Well sometime in the evening a guest who had been visiting the garbage can/keg too much stumbled over an intricate floor based installation of burned wooden birds. Everyone assumed it was just an accident but I saw him intentionally kick the work and then he was moving forward suddenly towards my friend Larry and I over heard him calling him a “chink” and rambling on about the Asians invading the neighborhood and urban gentrification or something. The hipsters kept hanging out. A few nervously giggled. Who was this fool who couldn’t hold his booze?

But then I saw him going toward my painting. My painting that I had slaved away for on months. My painting that my grad school advisor, who I so admired, had actually called “good.”

The fool with the red plastic cup full of foaming beer was pulling his arm back getting ready to toss it onto my painting. I jumped up and tried to put him in a chokehold but I am so short that I was just dangling off his neck. Thanks to gravity, I successfully pulled him to the ground, and away from my painting. The veneer of politeness shattered as the gallery crowd began to realize this wasn’t an accident or performance art. This was a fight.

The men around me dragged the fool with the beer into the street and Chicago style justice was swiftly served. I didn’t see what happened but some time later, the police rolled in. No one was arrested. We made the usual plans to go to Chinatown for a late night post-opening dinner. The street had taken care of itself. Or so I thought.

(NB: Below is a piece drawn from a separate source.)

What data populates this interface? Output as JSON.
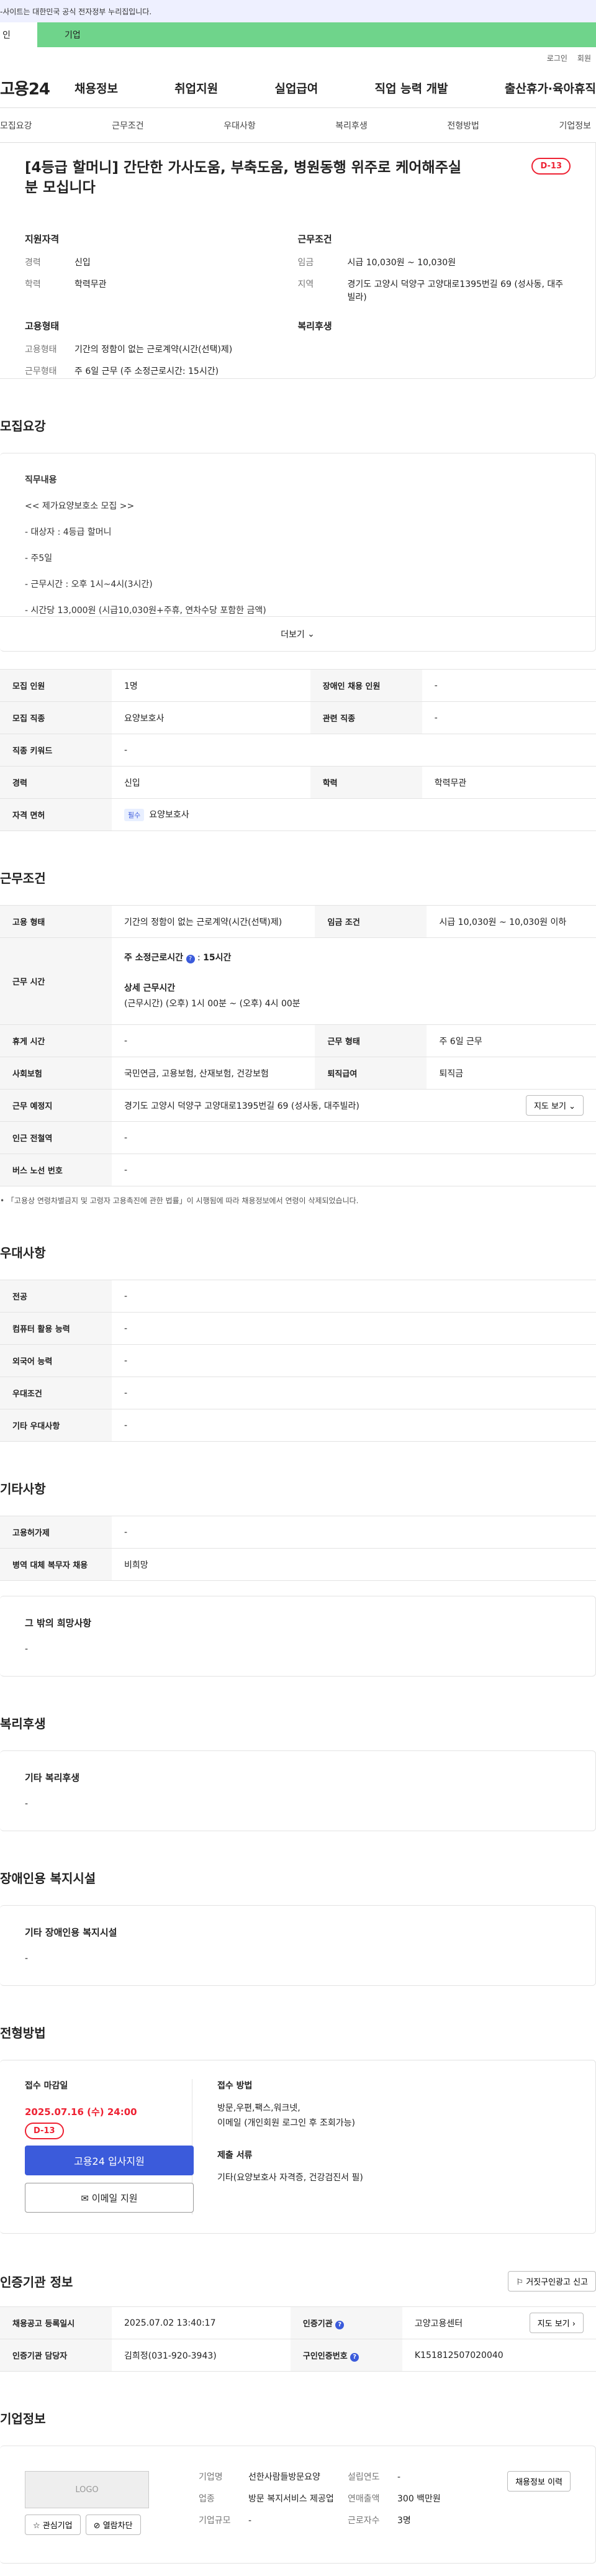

It turned out the fool with the beer had come to the art opening accompanied by an art critic/buddy of his who proceeded to write up a negative review of our show. This was when things were just in print and I wish I had kept that review but he sided with the impulse to kick the work and toss beer at us and called us “multiculturalists” who had recently arrived to gentrify the neighborhood; that somehow we were taking the authentic Chicago out of Chicago. We later found out the critic was from Canada!

So this is how I learned to be street smart. It wasn’t going to be enough to learn how to “represent” in my artwork, or glare, saunter or fight back. I also needed to learn how to write back. Maybe with the new Chicago pedestrian stop signs in place, I can practice sauntering across the road now too.

1 comment:

  1. Knowing when to stay cool and when to fight is an essential part of growing older, I think. And having a pen and lofty position doesn't mean you can't be a thug, as your Canadian critic demonstrated. At least street violence is straightforward, and doesn't hide behind a thin veneer of rationalization.